Article Correctness Is Author's Responsibility: #Connected: Facebook may facilitate face-to-face relationships for introverts.

The article below may contain offensive and/or incorrect content.

Many fear that social networking sites (SNSs) are disconnecting people from meaningful face-to-face relationships. Nevertheless, previous research suggests that SNS use is related to increased face-to-face communication. The present study was conducted to determine whether personality traits and attachment styles moderate this relationship. Students (n = 855) completed an online survey that included measures of Facebook use, time spent engaging in face-to-face communication, personality traits, and attachment styles. The results revealed that Facebook use was associated with increased face-to-face communication and that this relationship was moderated by extraversion. Specifically, the relationship between Facebook use and face-to-face communication was significant for individuals with low to moderate levels of extraversion (i.e., introverts) only. As extraversion increased, the magnitude of the relationship between Facebook use and face-to-face time decreased. No other personality traits or attachment styles significantly moderated the relationship between Facebook use and face-to-face communication. Facebook (and potentially SNSs more generally) may be especially beneficial for introverts by allowing them to build trust and rapport in a less threatening social environment that, in turn, makes them more comfortable engaging in face-to-face communication. However, research is needed to understand the direction and mechanisms underlying this relationship.
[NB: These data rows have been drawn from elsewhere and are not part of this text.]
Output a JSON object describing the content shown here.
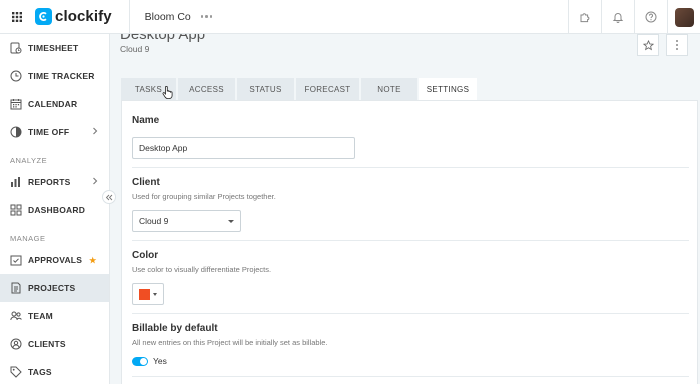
{
  "topbar": {
    "brand": "clockify",
    "workspace": "Bloom Co",
    "icons": [
      "apps-grid-icon",
      "more-horizontal-icon",
      "puzzle-icon",
      "bell-icon",
      "help-icon",
      "avatar"
    ]
  },
  "sidebar": {
    "items_top": [
      {
        "label": "TIMESHEET",
        "icon": "timesheet-icon"
      },
      {
        "label": "TIME TRACKER",
        "icon": "clock-icon"
      },
      {
        "label": "CALENDAR",
        "icon": "calendar-icon"
      },
      {
        "label": "TIME OFF",
        "icon": "time-off-icon",
        "chevron": true
      }
    ],
    "section_analyze": "ANALYZE",
    "items_analyze": [
      {
        "label": "REPORTS",
        "icon": "bar-chart-icon",
        "chevron": true
      },
      {
        "label": "DASHBOARD",
        "icon": "dashboard-icon"
      }
    ],
    "section_manage": "MANAGE",
    "items_manage": [
      {
        "label": "APPROVALS",
        "icon": "approvals-icon",
        "badge": "★"
      },
      {
        "label": "PROJECTS",
        "icon": "document-icon",
        "active": true
      },
      {
        "label": "TEAM",
        "icon": "team-icon"
      },
      {
        "label": "CLIENTS",
        "icon": "clients-icon"
      },
      {
        "label": "TAGS",
        "icon": "tag-icon"
      }
    ]
  },
  "project": {
    "title": "Desktop App",
    "client": "Cloud 9"
  },
  "tabs": [
    {
      "label": "TASKS"
    },
    {
      "label": "ACCESS"
    },
    {
      "label": "STATUS"
    },
    {
      "label": "FORECAST"
    },
    {
      "label": "NOTE"
    },
    {
      "label": "SETTINGS",
      "active": true
    }
  ],
  "settings": {
    "name_title": "Name",
    "name_value": "Desktop App",
    "client_title": "Client",
    "client_desc": "Used for grouping similar Projects together.",
    "client_value": "Cloud 9",
    "color_title": "Color",
    "color_desc": "Use color to visually differentiate Projects.",
    "color_value": "#f04e23",
    "billable_title": "Billable by default",
    "billable_desc": "All new entries on this Project will be initially set as billable.",
    "billable_toggle": "Yes"
  },
  "colors": {
    "accent": "#03a9f4",
    "active_nav": "#e4eaee",
    "badge": "#f39c12"
  }
}
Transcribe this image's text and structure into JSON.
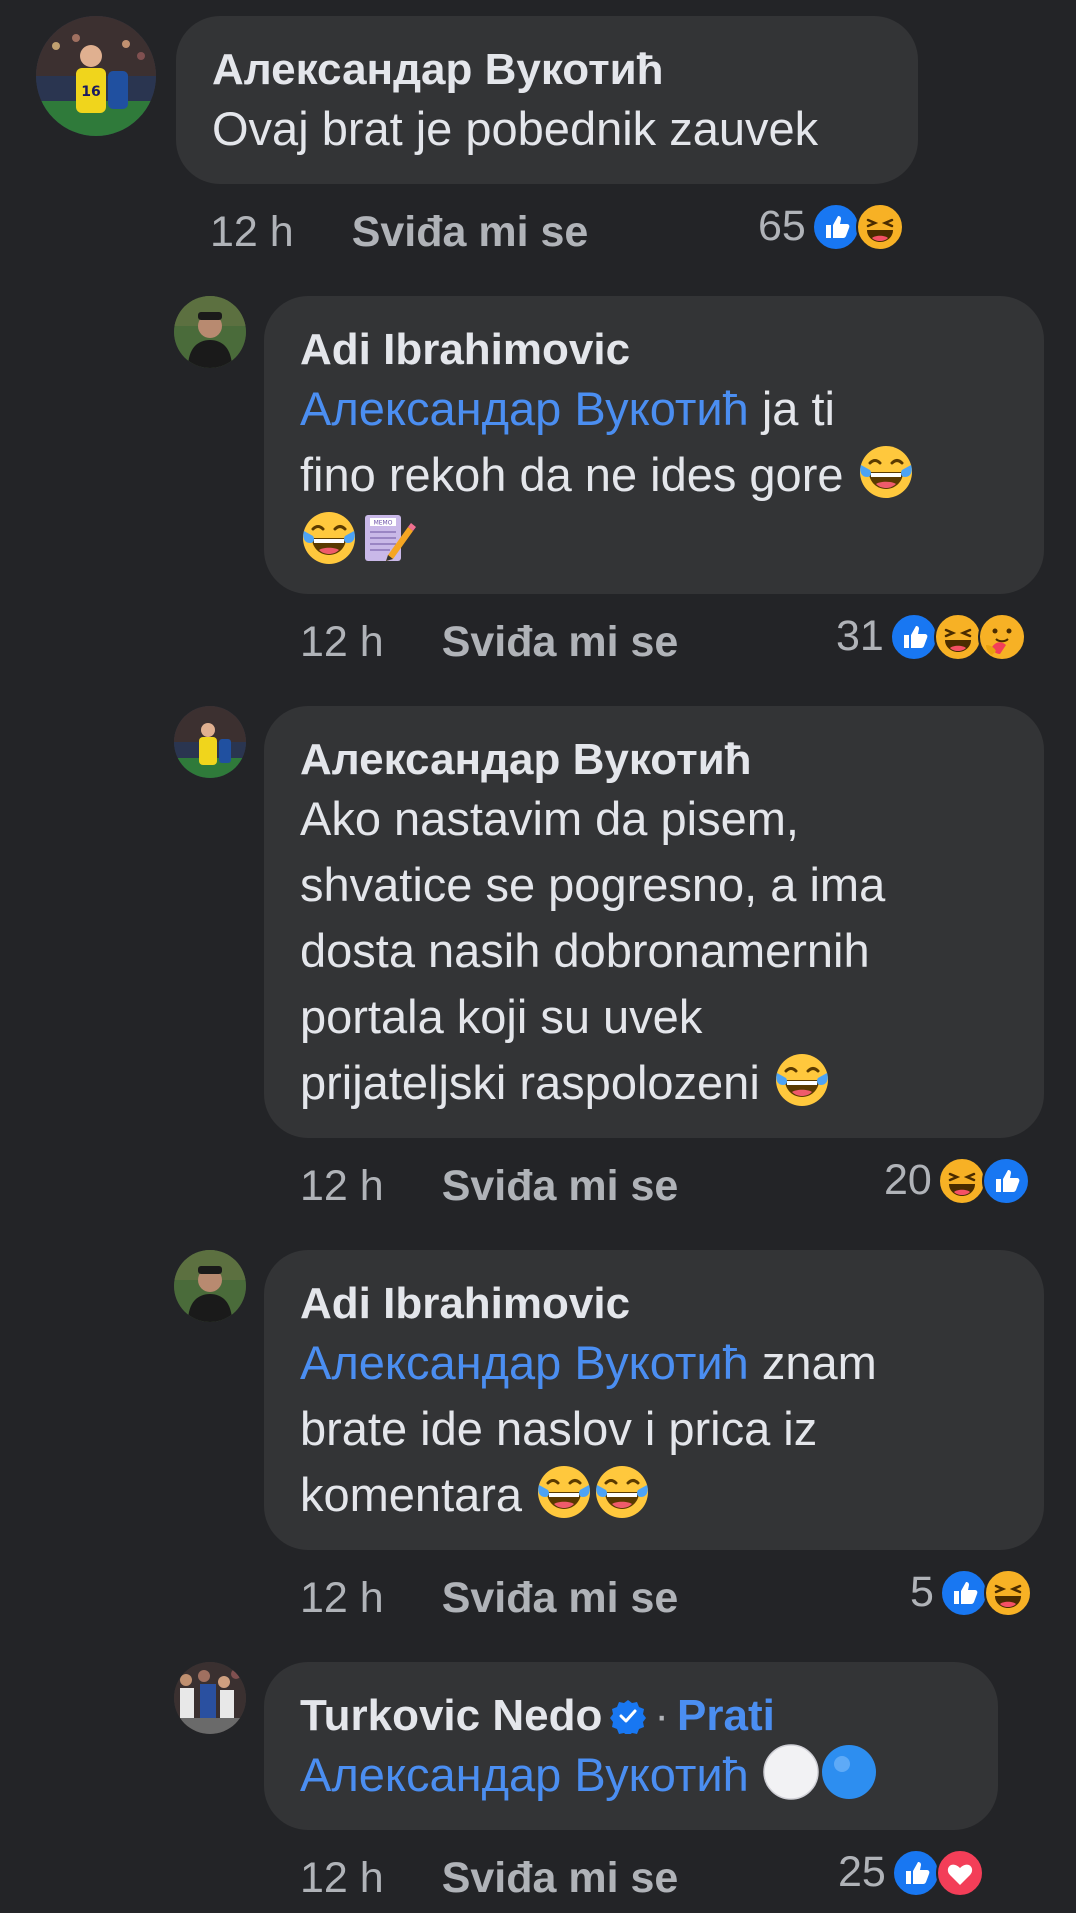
{
  "comments": [
    {
      "author": "Александар Вукотић",
      "text": "Ovaj brat je pobednik zauvek",
      "time": "12 h",
      "like_label": "Sviđa mi se",
      "reaction_count": "65",
      "reactions": [
        "like",
        "haha"
      ]
    },
    {
      "author": "Adi Ibrahimovic",
      "mention": "Александар Вукотић",
      "text_line1_after_mention": " ja ti",
      "text_line2": "fino rekoh da ne ides gore",
      "emojis": [
        "laughing-tears",
        "laughing-tears",
        "memo"
      ],
      "time": "12 h",
      "like_label": "Sviđa mi se",
      "reaction_count": "31",
      "reactions": [
        "like",
        "haha",
        "care"
      ]
    },
    {
      "author": "Александар Вукотић",
      "lines": [
        "Ako nastavim da pisem,",
        "shvatice se pogresno, a ima",
        "dosta nasih dobronamernih",
        "portala koji su uvek",
        "prijateljski raspolozeni"
      ],
      "emojis": [
        "laughing-tears"
      ],
      "time": "12 h",
      "like_label": "Sviđa mi se",
      "reaction_count": "20",
      "reactions": [
        "haha",
        "like"
      ]
    },
    {
      "author": "Adi Ibrahimovic",
      "mention": "Александар Вукотић",
      "text_line1_after_mention": " znam",
      "text_line2": "brate ide naslov i prica iz",
      "text_line3": "komentara",
      "emojis": [
        "laughing-tears",
        "laughing-tears"
      ],
      "time": "12 h",
      "like_label": "Sviđa mi se",
      "reaction_count": "5",
      "reactions": [
        "like",
        "haha"
      ]
    },
    {
      "author": "Turkovic Nedo",
      "verified": true,
      "separator": "·",
      "follow_label": "Prati",
      "mention": "Александар Вукотић",
      "emojis": [
        "white-circle",
        "blue-circle"
      ],
      "time": "12 h",
      "like_label": "Sviđa mi se",
      "reaction_count": "25",
      "reactions": [
        "like",
        "love"
      ]
    }
  ],
  "colors": {
    "background": "#232427",
    "bubble": "#333436",
    "mention": "#4b8ef1",
    "meta": "#b0b3b8",
    "like_reaction": "#1877f2",
    "love_reaction": "#f33e58",
    "haha_reaction": "#f7b125"
  }
}
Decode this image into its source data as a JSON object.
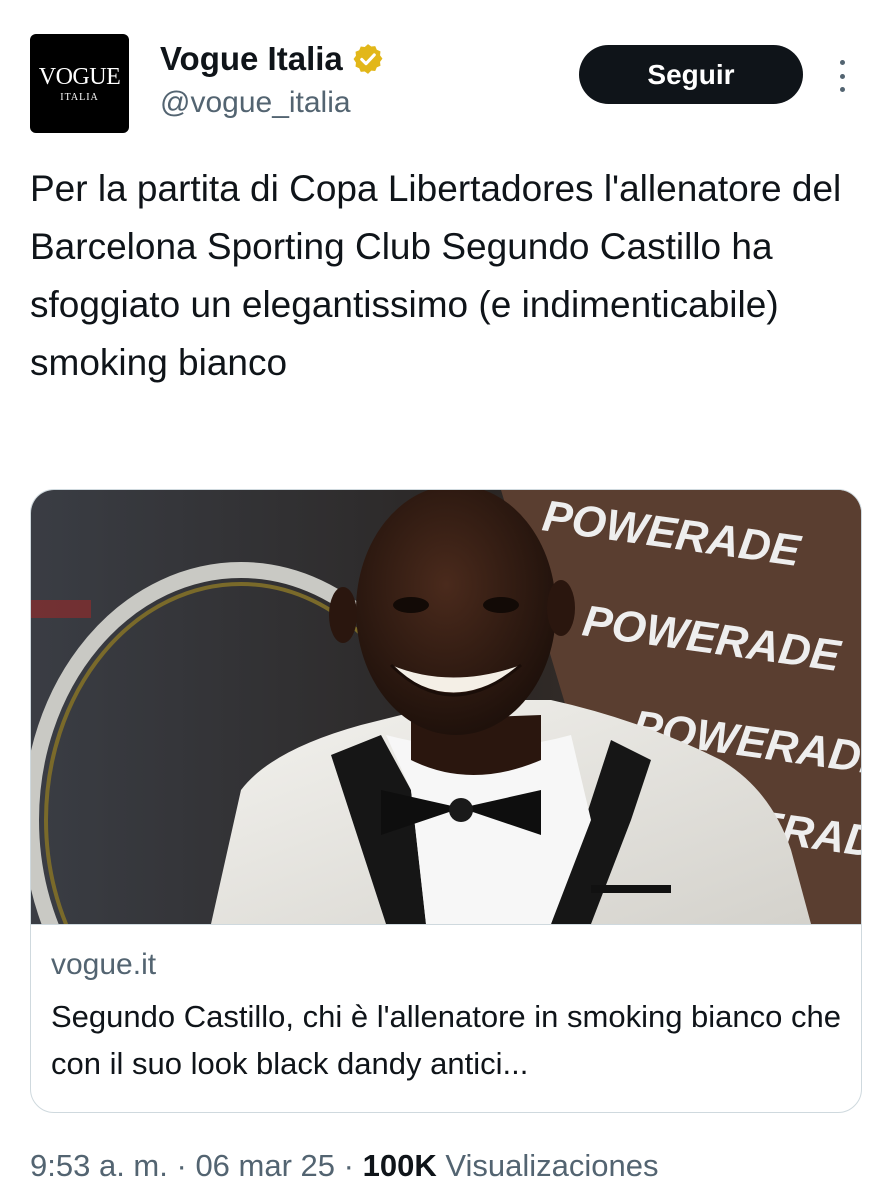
{
  "account": {
    "avatar_logo": "VOGUE",
    "avatar_sub": "ITALIA",
    "display_name": "Vogue Italia",
    "handle": "@vogue_italia",
    "verified_badge_color": "#e2b719"
  },
  "actions": {
    "follow_label": "Seguir",
    "more_icon": "more-vertical-icon"
  },
  "tweet": {
    "text": "Per la partita di Copa Libertadores l'allenatore del Barcelona Sporting Club Segundo Castillo ha sfoggiato un elegantissimo (e indimenticabile) smoking bianco"
  },
  "card": {
    "image_banner_text": [
      "POWERADE",
      "POWERADE",
      "POWERADE",
      "ERADE"
    ],
    "domain": "vogue.it",
    "title": "Segundo Castillo, chi è l'allenatore in smoking bianco che con il suo look black dandy antici..."
  },
  "footer": {
    "time": "9:53 a. m.",
    "separator": "·",
    "date": "06 mar 25",
    "views_count": "100K",
    "views_label": "Visualizaciones"
  },
  "colors": {
    "text_primary": "#0f1419",
    "text_secondary": "#536471",
    "border": "#cfd9de",
    "button_bg": "#0f1419"
  }
}
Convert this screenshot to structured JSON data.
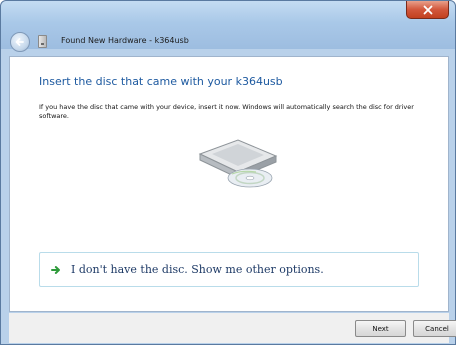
{
  "window": {
    "title": "Found New Hardware - k364usb"
  },
  "content": {
    "heading": "Insert the disc that came with your k364usb",
    "description": "If you have the disc that came with your device, insert it now.  Windows will automatically search the disc for driver software.",
    "option_label": "I don't have the disc.  Show me other options."
  },
  "footer": {
    "next_label": "Next",
    "cancel_label": "Cancel"
  },
  "icons": {
    "back": "back-arrow-icon",
    "hardware": "hardware-device-icon",
    "close": "close-icon",
    "disc_drive": "disc-drive-icon",
    "option_arrow": "green-arrow-icon"
  },
  "colors": {
    "heading": "#1e5aa0",
    "option_border": "#b9dcea",
    "arrow_green": "#2e9a3a",
    "close_red": "#c2401f"
  }
}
Nevertheless, the present study provides novel insights into the beneficial role that Facebook may play in connecting people in the real world. (PsycINFO Database Record (c) 2019 APA, all rights reserved)